++++ DATA ++++

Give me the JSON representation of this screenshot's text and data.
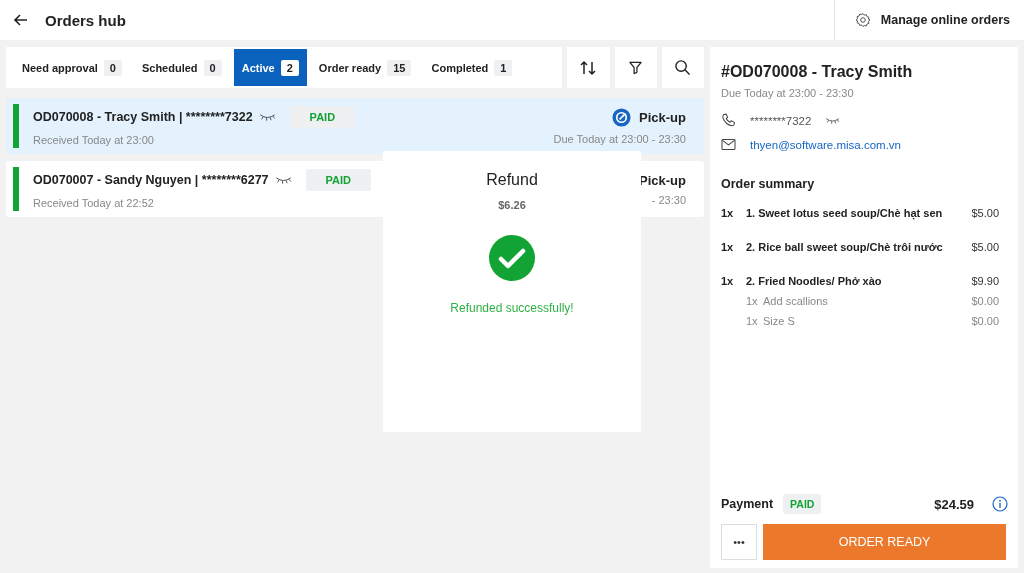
{
  "header": {
    "title": "Orders hub",
    "manage_label": "Manage online orders"
  },
  "tabs": [
    {
      "label": "Need approval",
      "count": "0",
      "selected": false
    },
    {
      "label": "Scheduled",
      "count": "0",
      "selected": false
    },
    {
      "label": "Active",
      "count": "2",
      "selected": true
    },
    {
      "label": "Order ready",
      "count": "15",
      "selected": false
    },
    {
      "label": "Completed",
      "count": "1",
      "selected": false
    }
  ],
  "orders": [
    {
      "title": "OD070008 - Tracy Smith | ********7322",
      "payment": "PAID",
      "fulfillment": "Pick-up",
      "pickup_icon": true,
      "received": "Received Today at 23:00",
      "due": "Due Today at 23:00 - 23:30",
      "selected": true,
      "color": "#12a335"
    },
    {
      "title": "OD070007 - Sandy Nguyen | ********6277",
      "payment": "PAID",
      "fulfillment": "Pick-up",
      "pickup_icon": false,
      "received": "Received Today at 22:52",
      "due": "- 23:30",
      "selected": false,
      "color": "#12a335"
    }
  ],
  "refund_dialog": {
    "title": "Refund",
    "amount": "$6.26",
    "message": "Refunded successfully!"
  },
  "detail": {
    "title": "#OD070008 - Tracy Smith",
    "due": "Due Today at 23:00 - 23:30",
    "phone": "********7322",
    "email": "thyen@software.misa.com.vn",
    "summary_heading": "Order summary",
    "items": [
      {
        "qty": "1x",
        "name": "1. Sweet lotus seed soup/Chè hạt sen",
        "price": "$5.00"
      },
      {
        "qty": "1x",
        "name": "2. Rice ball sweet soup/Chè trôi nước",
        "price": "$5.00"
      },
      {
        "qty": "1x",
        "name": "2. Fried Noodles/ Phở xào",
        "price": "$9.90",
        "options": [
          {
            "qty": "1x",
            "name": "Add scallions",
            "price": "$0.00"
          },
          {
            "qty": "1x",
            "name": "Size S",
            "price": "$0.00"
          }
        ]
      }
    ],
    "payment_label": "Payment",
    "payment_status": "PAID",
    "total": "$24.59",
    "more_label": "•••",
    "primary_action": "ORDER READY"
  }
}
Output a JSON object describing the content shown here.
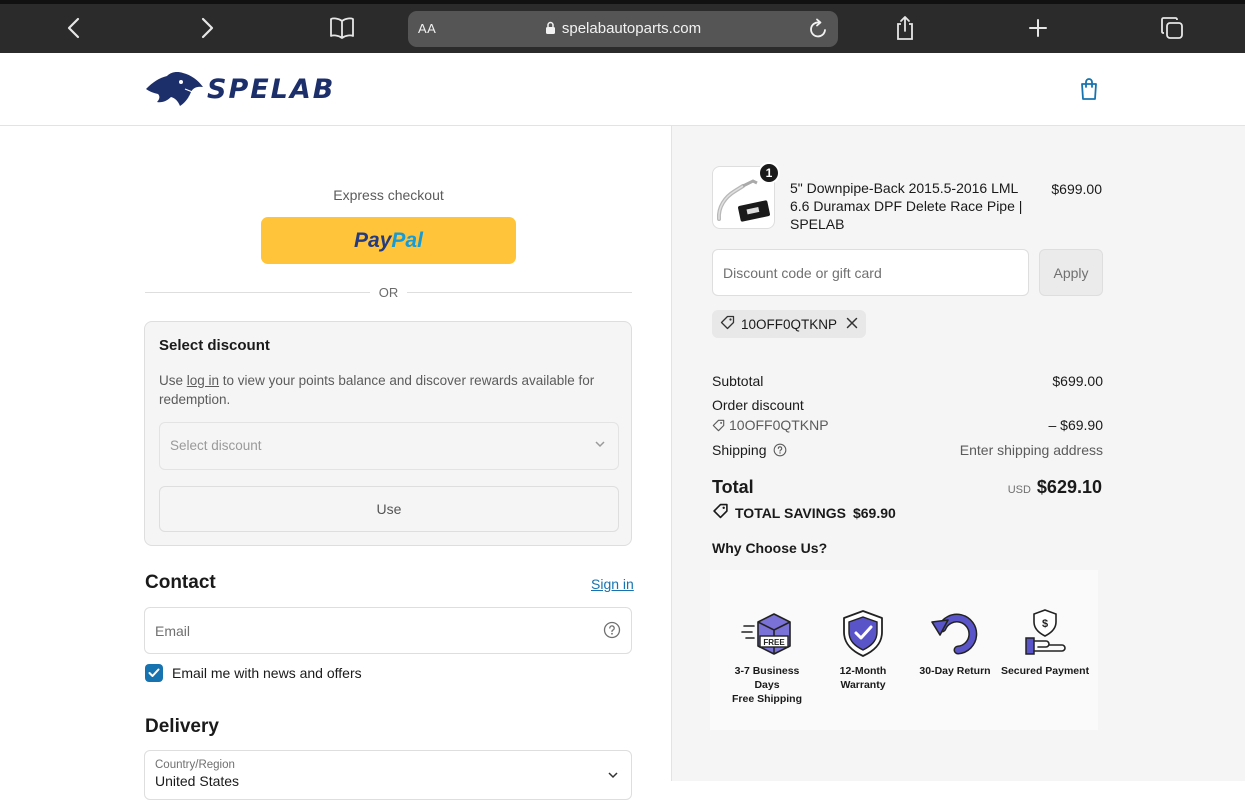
{
  "browser": {
    "text_size_label": "AA",
    "url": "spelabautoparts.com"
  },
  "header": {
    "brand": "SPELAB"
  },
  "express": {
    "title": "Express checkout",
    "paypal_part1": "Pay",
    "paypal_part2": "Pal",
    "or_label": "OR"
  },
  "select_discount": {
    "title": "Select discount",
    "text_before": "Use ",
    "login_link": "log in",
    "text_after": " to view your points balance and discover rewards available for redemption.",
    "placeholder": "Select discount",
    "use_label": "Use"
  },
  "contact": {
    "title": "Contact",
    "sign_in": "Sign in",
    "email_placeholder": "Email",
    "news_label": "Email me with news and offers"
  },
  "delivery": {
    "title": "Delivery",
    "country_label": "Country/Region",
    "country_value": "United States"
  },
  "order": {
    "quantity": "1",
    "product_name": "5\" Downpipe-Back 2015.5-2016 LML 6.6 Duramax DPF Delete Race Pipe | SPELAB",
    "product_price": "$699.00",
    "discount_placeholder": "Discount code or gift card",
    "apply_label": "Apply",
    "applied_code": "10OFF0QTKNP",
    "subtotal_label": "Subtotal",
    "subtotal_value": "$699.00",
    "order_discount_label": "Order discount",
    "discount_code": "10OFF0QTKNP",
    "discount_value": "– $69.90",
    "shipping_label": "Shipping",
    "shipping_value": "Enter shipping address",
    "total_label": "Total",
    "currency": "USD",
    "total_value": "$629.10",
    "savings_label": "TOTAL SAVINGS",
    "savings_value": "$69.90"
  },
  "why": {
    "title": "Why Choose Us?",
    "features": [
      {
        "line1": "3-7 Business Days",
        "line2": "Free Shipping",
        "icon": "free-shipping-box-icon"
      },
      {
        "line1": "12-Month Warranty",
        "line2": "",
        "icon": "shield-check-icon"
      },
      {
        "line1": "30-Day Return",
        "line2": "",
        "icon": "return-arrow-icon"
      },
      {
        "line1": "Secured Payment",
        "line2": "",
        "icon": "secure-payment-icon"
      }
    ]
  },
  "colors": {
    "browser_bar": "#2b2b2b",
    "brand_navy": "#1c2f6b",
    "paypal_yellow": "#ffc439",
    "link_blue": "#1773b0",
    "summary_bg": "#f5f5f5",
    "feature_purple": "#5a54c9"
  }
}
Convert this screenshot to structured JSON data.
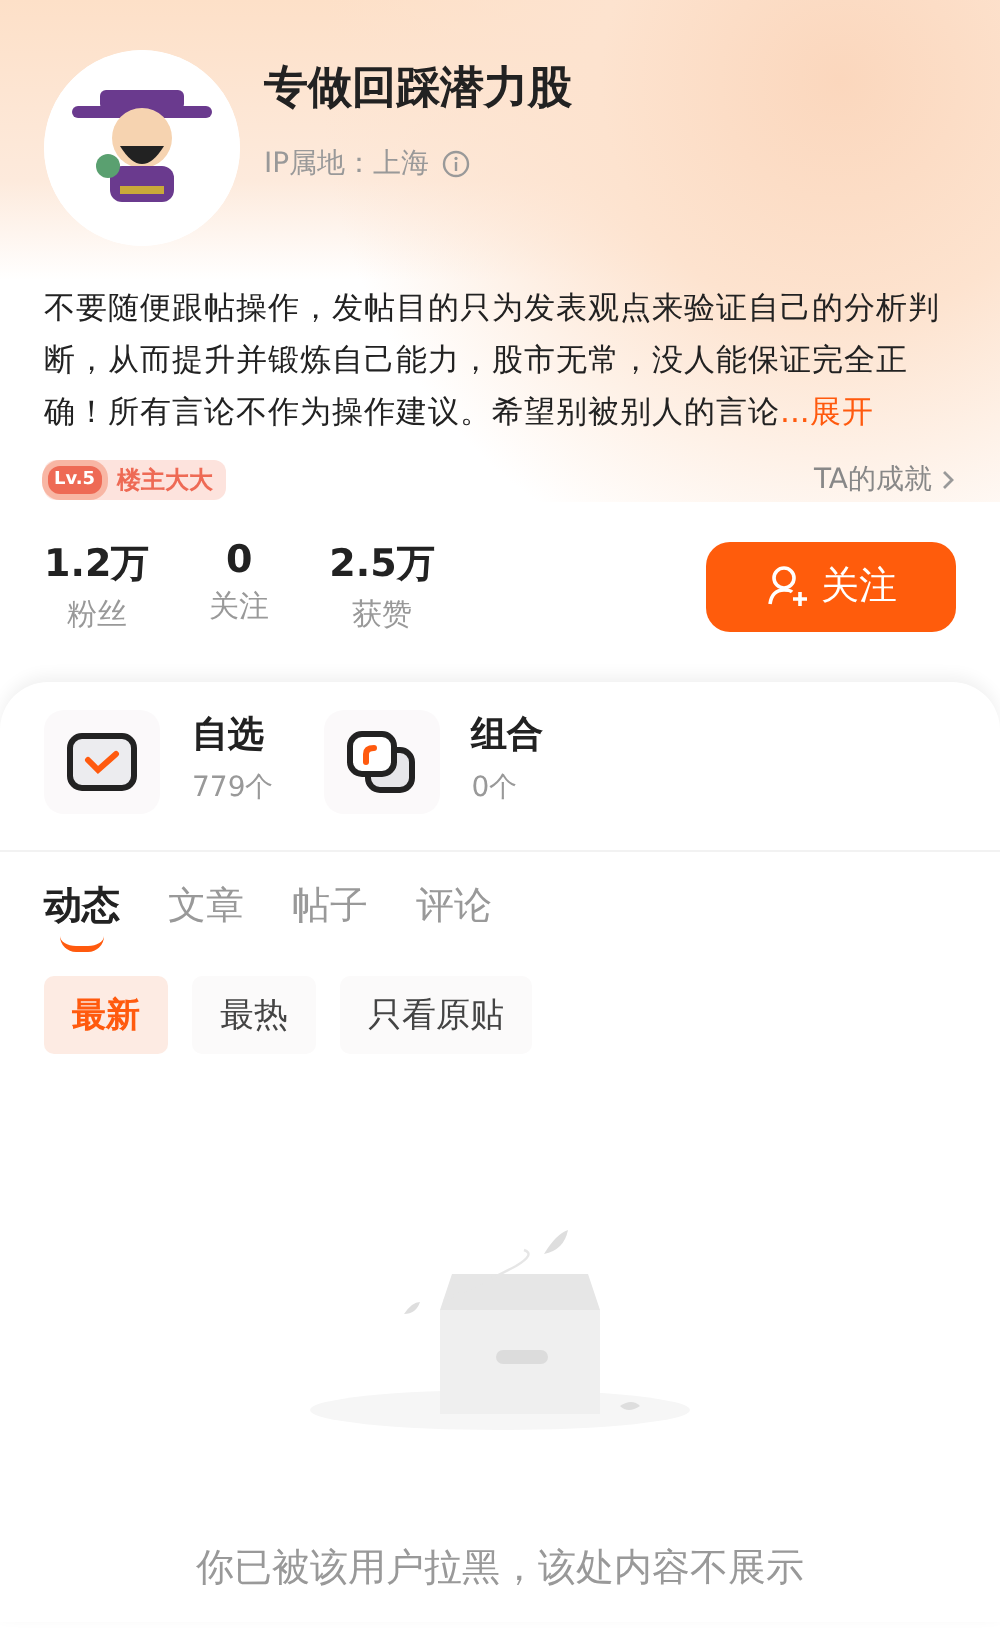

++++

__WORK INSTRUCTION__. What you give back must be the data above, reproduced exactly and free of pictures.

__RESULT FOR THIS TASK__.
Give me the JSON representation of this screenshot's text and data.
{
  "header": {
    "title": "Orders hub",
    "manage_label": "Manage online orders"
  },
  "tabs": [
    {
      "label": "Need approval",
      "count": "0",
      "selected": false
    },
    {
      "label": "Scheduled",
      "count": "0",
      "selected": false
    },
    {
      "label": "Active",
      "count": "2",
      "selected": true
    },
    {
      "label": "Order ready",
      "count": "15",
      "selected": false
    },
    {
      "label": "Completed",
      "count": "1",
      "selected": false
    }
  ],
  "orders": [
    {
      "title": "OD070008 - Tracy Smith | ********7322",
      "payment": "PAID",
      "fulfillment": "Pick-up",
      "pickup_icon": true,
      "received": "Received Today at 23:00",
      "due": "Due Today at 23:00 - 23:30",
      "selected": true,
      "color": "#12a335"
    },
    {
      "title": "OD070007 - Sandy Nguyen | ********6277",
      "payment": "PAID",
      "fulfillment": "Pick-up",
      "pickup_icon": false,
      "received": "Received Today at 22:52",
      "due": "- 23:30",
      "selected": false,
      "color": "#12a335"
    }
  ],
  "refund_dialog": {
    "title": "Refund",
    "amount": "$6.26",
    "message": "Refunded successfully!"
  },
  "detail": {
    "title": "#OD070008 - Tracy Smith",
    "due": "Due Today at 23:00 - 23:30",
    "phone": "********7322",
    "email": "thyen@software.misa.com.vn",
    "summary_heading": "Order summary",
    "items": [
      {
        "qty": "1x",
        "name": "1. Sweet lotus seed soup/Chè hạt sen",
        "price": "$5.00"
      },
      {
        "qty": "1x",
        "name": "2. Rice ball sweet soup/Chè trôi nước",
        "price": "$5.00"
      },
      {
        "qty": "1x",
        "name": "2. Fried Noodles/ Phở xào",
        "price": "$9.90",
        "options": [
          {
            "qty": "1x",
            "name": "Add scallions",
            "price": "$0.00"
          },
          {
            "qty": "1x",
            "name": "Size S",
            "price": "$0.00"
          }
        ]
      }
    ],
    "payment_label": "Payment",
    "payment_status": "PAID",
    "total": "$24.59",
    "more_label": "•••",
    "primary_action": "ORDER READY"
  }
}
Output a JSON object describing the content shown here.
{
  "browser": {
    "text_size_label": "AA",
    "url": "spelabautoparts.com"
  },
  "header": {
    "brand": "SPELAB"
  },
  "express": {
    "title": "Express checkout",
    "paypal_part1": "Pay",
    "paypal_part2": "Pal",
    "or_label": "OR"
  },
  "select_discount": {
    "title": "Select discount",
    "text_before": "Use ",
    "login_link": "log in",
    "text_after": " to view your points balance and discover rewards available for redemption.",
    "placeholder": "Select discount",
    "use_label": "Use"
  },
  "contact": {
    "title": "Contact",
    "sign_in": "Sign in",
    "email_placeholder": "Email",
    "news_label": "Email me with news and offers"
  },
  "delivery": {
    "title": "Delivery",
    "country_label": "Country/Region",
    "country_value": "United States"
  },
  "order": {
    "quantity": "1",
    "product_name": "5\" Downpipe-Back 2015.5-2016 LML 6.6 Duramax DPF Delete Race Pipe | SPELAB",
    "product_price": "$699.00",
    "discount_placeholder": "Discount code or gift card",
    "apply_label": "Apply",
    "applied_code": "10OFF0QTKNP",
    "subtotal_label": "Subtotal",
    "subtotal_value": "$699.00",
    "order_discount_label": "Order discount",
    "discount_code": "10OFF0QTKNP",
    "discount_value": "– $69.90",
    "shipping_label": "Shipping",
    "shipping_value": "Enter shipping address",
    "total_label": "Total",
    "currency": "USD",
    "total_value": "$629.10",
    "savings_label": "TOTAL SAVINGS",
    "savings_value": "$69.90"
  },
  "why": {
    "title": "Why Choose Us?",
    "features": [
      {
        "line1": "3-7 Business Days",
        "line2": "Free Shipping",
        "icon": "free-shipping-box-icon"
      },
      {
        "line1": "12-Month Warranty",
        "line2": "",
        "icon": "shield-check-icon"
      },
      {
        "line1": "30-Day Return",
        "line2": "",
        "icon": "return-arrow-icon"
      },
      {
        "line1": "Secured Payment",
        "line2": "",
        "icon": "secure-payment-icon"
      }
    ]
  },
  "colors": {
    "browser_bar": "#2b2b2b",
    "brand_navy": "#1c2f6b",
    "paypal_yellow": "#ffc439",
    "link_blue": "#1773b0",
    "summary_bg": "#f5f5f5",
    "feature_purple": "#5a54c9"
  }
}
Convert this screenshot to structured JSON data.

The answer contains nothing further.